Extracted information
▶

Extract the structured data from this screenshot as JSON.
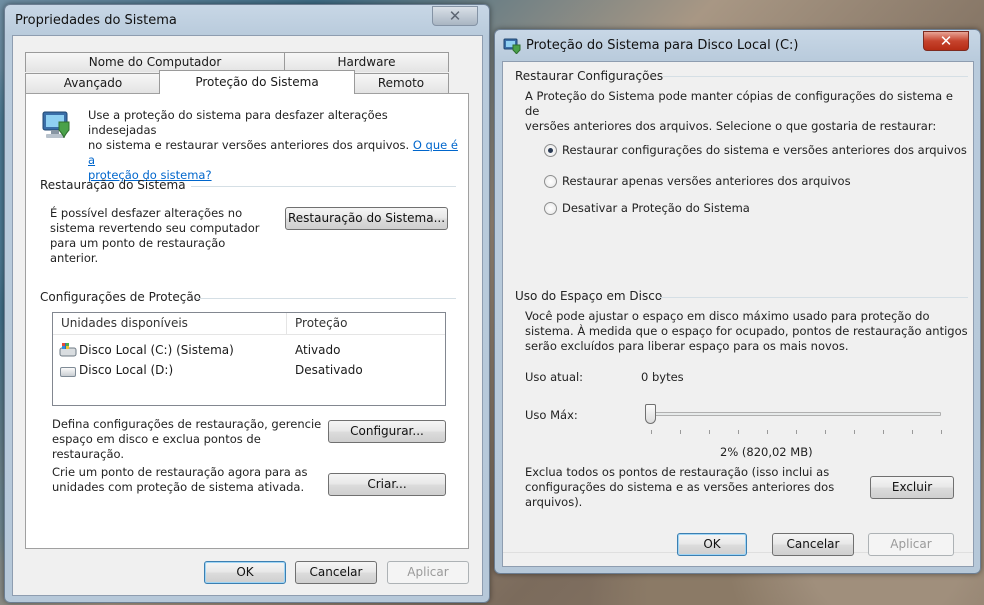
{
  "left_window": {
    "title": "Propriedades do Sistema",
    "tabs_row1": [
      "Nome do Computador",
      "Hardware"
    ],
    "tabs_row2": [
      "Avançado",
      "Proteção do Sistema",
      "Remoto"
    ],
    "intro_text_1": "Use a proteção do sistema para desfazer alterações indesejadas",
    "intro_text_2": "no sistema e restaurar versões anteriores dos arquivos. ",
    "intro_link_1": "O que é a",
    "intro_link_2": "proteção do sistema?",
    "restore_section": "Restauração do Sistema",
    "restore_text": [
      "É possível desfazer alterações no",
      "sistema revertendo seu computador",
      "para um ponto de restauração",
      "anterior."
    ],
    "restore_button": "Restauração do Sistema...",
    "protection_section": "Configurações de Proteção",
    "table": {
      "columns": [
        "Unidades disponíveis",
        "Proteção"
      ],
      "rows": [
        {
          "drive": "Disco Local (C:) (Sistema)",
          "status": "Ativado"
        },
        {
          "drive": "Disco Local (D:)",
          "status": "Desativado"
        }
      ]
    },
    "configure_text": [
      "Defina configurações de restauração, gerencie",
      "espaço em disco e exclua pontos de",
      "restauração."
    ],
    "configure_button": "Configurar...",
    "create_text": [
      "Crie um ponto de restauração agora para as",
      "unidades com proteção de sistema ativada."
    ],
    "create_button": "Criar...",
    "ok": "OK",
    "cancel": "Cancelar",
    "apply": "Aplicar"
  },
  "right_window": {
    "title": "Proteção do Sistema para Disco Local (C:)",
    "restore_section": "Restaurar Configurações",
    "restore_text": [
      "A Proteção do Sistema pode manter cópias de configurações do sistema e de",
      "versões anteriores dos arquivos. Selecione o que gostaria de restaurar:"
    ],
    "options": [
      {
        "label": "Restaurar configurações do sistema e versões anteriores dos arquivos",
        "selected": true
      },
      {
        "label": "Restaurar apenas versões anteriores dos arquivos",
        "selected": false
      },
      {
        "label": "Desativar a Proteção do Sistema",
        "selected": false
      }
    ],
    "disk_section": "Uso do Espaço em Disco",
    "disk_text": [
      "Você pode ajustar o espaço em disco máximo usado para proteção do",
      "sistema. À medida que o espaço for ocupado, pontos de restauração antigos",
      "serão excluídos para liberar espaço para os mais novos."
    ],
    "current_label": "Uso atual:",
    "current_value": "0 bytes",
    "max_label": "Uso Máx:",
    "slider_value_percent": 2,
    "slider_readout": "2% (820,02 MB)",
    "delete_text": [
      "Exclua todos os pontos de restauração (isso inclui as",
      "configurações do sistema e as versões anteriores dos",
      "arquivos)."
    ],
    "delete_button": "Excluir",
    "ok": "OK",
    "cancel": "Cancelar",
    "apply": "Aplicar"
  }
}
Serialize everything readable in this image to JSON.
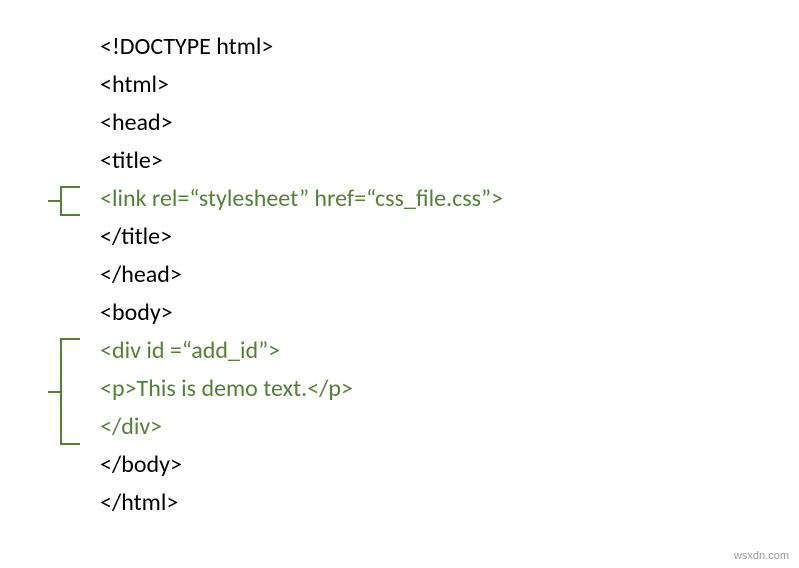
{
  "code": {
    "line1": "<!DOCTYPE html>",
    "line2": "<html>",
    "line3": "<head>",
    "line4": "<title>",
    "line5": "<link rel=“stylesheet” href=“css_file.css”>",
    "line6": "</title>",
    "line7": "</head>",
    "line8": "<body>",
    "line9": "<div id =“add_id”>",
    "line10": "<p>This is demo text.</p>",
    "line11": "</div>",
    "line12": "</body>",
    "line13": "</html>"
  },
  "watermark": "wsxdn.com"
}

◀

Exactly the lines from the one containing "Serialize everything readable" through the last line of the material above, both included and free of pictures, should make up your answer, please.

Solution to this problem
Serialize everything readable in this image to JSON.
{
  "code": {
    "line1": "<!DOCTYPE html>",
    "line2": "<html>",
    "line3": "<head>",
    "line4": "<title>",
    "line5": "<link rel=“stylesheet” href=“css_file.css”>",
    "line6": "</title>",
    "line7": "</head>",
    "line8": "<body>",
    "line9": "<div id =“add_id”>",
    "line10": "<p>This is demo text.</p>",
    "line11": "</div>",
    "line12": "</body>",
    "line13": "</html>"
  },
  "watermark": "wsxdn.com"
}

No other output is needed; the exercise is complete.